Most thrilling for me is the addition of Benner’s Hill to the usual round of battle sites. Benner’s Hill is Northeast of Cemetery Ridge, the main Union force’s redoubt. This is where a nineteen-year old rebel artillery commander is being supported by the Fiftieth Virginia Infantry Regiment. My great-great-great Uncle Jonas Lipps serves in the Fiftieth.
The Fiftieth will not take part when Confederate Gen. Longstreet gives the crucial order to Gen. George Pickett to attack on the Third Day. What we know as Pickett’s Charge against the main body of the Union forces will end Lee’s boldest attempt to win the war in one crushing victory.
Southern author William Faulkner will write of Pickett’s Charge eighty years later.

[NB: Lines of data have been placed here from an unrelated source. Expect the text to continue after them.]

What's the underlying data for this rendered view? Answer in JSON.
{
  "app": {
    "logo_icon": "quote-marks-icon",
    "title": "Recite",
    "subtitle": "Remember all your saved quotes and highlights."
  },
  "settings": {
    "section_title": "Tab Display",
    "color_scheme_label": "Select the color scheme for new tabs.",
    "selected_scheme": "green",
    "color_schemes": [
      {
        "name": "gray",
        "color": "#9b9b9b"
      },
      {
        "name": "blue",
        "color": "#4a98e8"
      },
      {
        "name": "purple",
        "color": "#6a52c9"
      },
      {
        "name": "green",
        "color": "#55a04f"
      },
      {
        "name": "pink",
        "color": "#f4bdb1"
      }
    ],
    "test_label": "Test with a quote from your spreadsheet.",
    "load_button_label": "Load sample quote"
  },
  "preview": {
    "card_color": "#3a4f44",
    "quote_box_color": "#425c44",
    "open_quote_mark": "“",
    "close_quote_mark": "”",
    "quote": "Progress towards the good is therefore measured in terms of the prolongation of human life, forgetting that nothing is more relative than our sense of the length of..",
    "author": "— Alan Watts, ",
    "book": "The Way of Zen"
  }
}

“For every Southern boy fourteen years old, not once but whenever he wants it, there is the instant when it’s still not yet two o’clock on that July afternoon in 1863, the brigades are in position behind the rail fence, the guns are laid and ready in the woods and the furled flags are already loosened to break out and Pickett himself with his long oiled ringlets and his hat in one hand probably and his sword in the other looking up the hill waiting for Longstreet to give the word and it’s all in the balance, it hasn’t happened yet, it hasn’t even begun yet, it not only hasn’t begun yet but there is still time for it not to begin against that position and those circumstances which made more men than Garnett and Kemper and Armistead and Wilcox look grave yet it’s going to begin, we all know that, we have come too far with too much at stake and that moment doesn’t need even a fourteen-year-old boy to think This time. Maybe this time with all this much to lose and all this much to gain: Pennsylvania, Maryland, the world, the golden dome of Washington itself to crown with desperate and unbelievable victory the desperate gamble, the cast made two years ago….

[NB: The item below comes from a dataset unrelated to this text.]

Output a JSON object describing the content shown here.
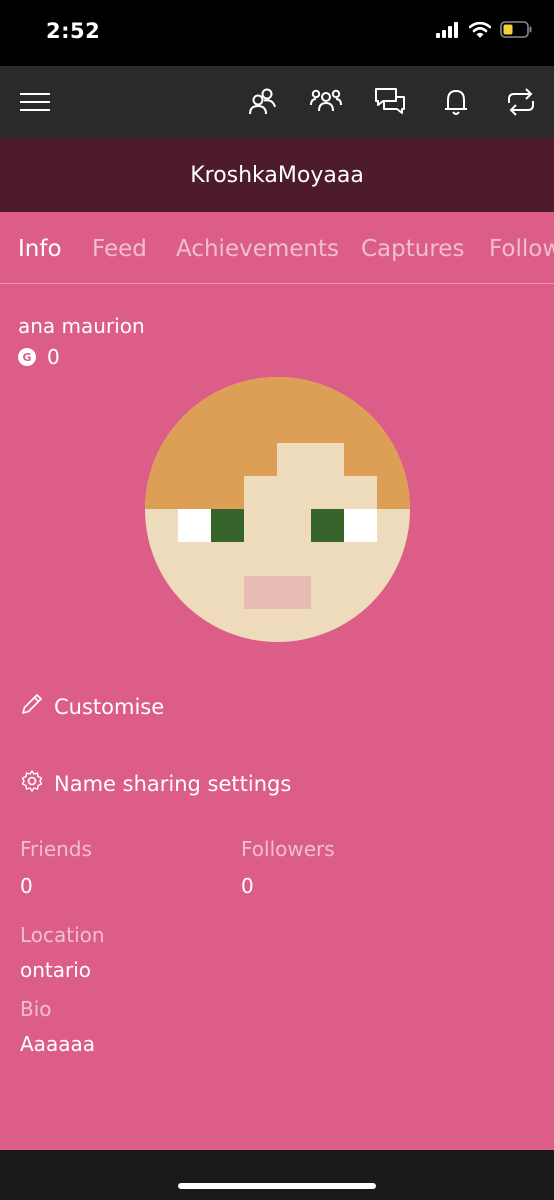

What magnificent writing from this Nobel laureate. Yet, truth compels me to add: Not every Southern boy feels this way. Surely those Southern boys who are black do not yearn to reverse the outcome of Gettysburg.
And the great Civil War historian James McPherson gets it wrong, too, when he describes “a Victorian America” in the 1860s. That was precisely what we were not. And the Union victory at Gettysburg assured that we would not bow to Queen Victoria or any monarch.
When our little Trooper gets older, we’ll explain to him that Uncle Jonas was fighting on the rebel side. Jonas didn’t fight for slavery. He never owned any. But he did fight to keep Yankees from telling him what to do about slavery. And that was enough to bring death and destruction to America on an unprecedented scale.
Today, our most urgent task is to prevent another civil war. To our opponents, heroes defend the dismemberment of unborn children as a constitutional right. They reject Lincoln’s belief that “nothing stamped in the divine image was sent into the world to be trod upon.” And they also believe that what Lincoln called “that eminent tribunal,” the Supreme Court, must rule us in everything that matters. Those robed masters, we are told, must even hold sway over a government of the people, by the people for the people.
On this much, Faulkner had it right: The past isn’t dead. It isn’t even past.